1011 Market St
San Francisco, CA 94103
Friday, June 12, 2015, 6 to 8 pm (free to the public)
2015 Guggenheim Fellowship recipient Kim Stringfellow will present The Mojave Project, a work-in-progress exploring the physical, geological and cultural landscape of the Mojave Desert at SF Camerawork on Friday, June 12, 2015, 6 to 8 pm. Project contributor Phil Klasky, a humanities expert and activist associated with this project will join her.
The Mojave Project reconsiders and establishes multiple ways in which to interpret this unique and complex landscape, through association and connection of seemingly unrelated sites, themes, and subjects thus creating a speculative and immersive experience for its audience. The initial phase of the project is designed to make ongoing research transparent, inviting the audience into the conversation as the project develops.
For more information on this project please visit: http://mojaveproject.org.
Funding for The Mojave Project is provided through a Cal Humanities 2015 California Documentary Project production grant with additional support from San Diego State University. The Mojave Project is a project of the Pasadena Arts Council’s EMERGE Program. The Mojave Desert Heritage & Cultural Association and KCET Artbound are project partners. The completed project, exhibit and publication will be launched at MOAH (Museum of Art & History) in Lancaster, CA in March 2017.
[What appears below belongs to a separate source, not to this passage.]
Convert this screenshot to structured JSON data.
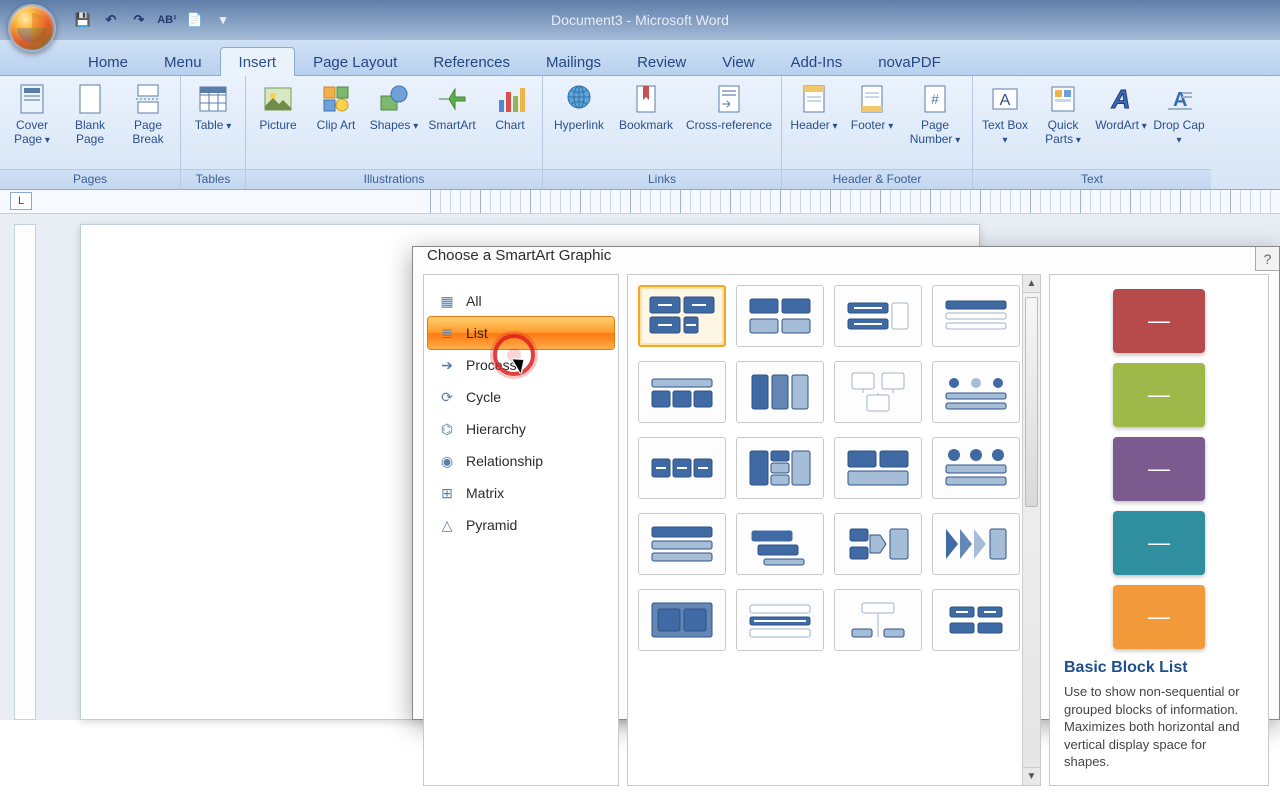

Kim Stringfellow is an artist and educator residing in Joshua Tree, California. She teaches at San Diego State University as an Associate Professor in the School of Art + Design. She received her MFA in Art and Technology from the School of the Art Institute of Chicago in 2000. Stringfellow’s practice bridges cultural geography, environmental journalism and experimental documentary into creative, socially engaged transmedia experiences. She is a 2015 Guggenheim Fellow in Photography and the 2012 recipient of the Theo Westenberger Award for Artistic Excellence. The award honors the achievements of contemporary women whose work in photography, film, and new media transforms how we see the American West.
Philip M. Klasky lectures in the Department of American Indian Studies at San Francisco State University on issues of law, environmental justice, human rights, de-colonization, media literacy, cultural preservation and ethnography. He received his master’s degree in Geography and Human Environmental Studies from SFSU. Klasky is the director of The Storyscape Project of The Cultural Conservancy, a non-profit organization dedicated to the preservation and revitalization of endangered Native American stories, songs, languages and ancestral lands. As an environmental justice activist working to protect endangered lands and cultures, wilderness, endangered species and human rights, Klasky was involved with the ten-year successful campaign to stop the proposal for a radioactive waste dump at Ward Valley.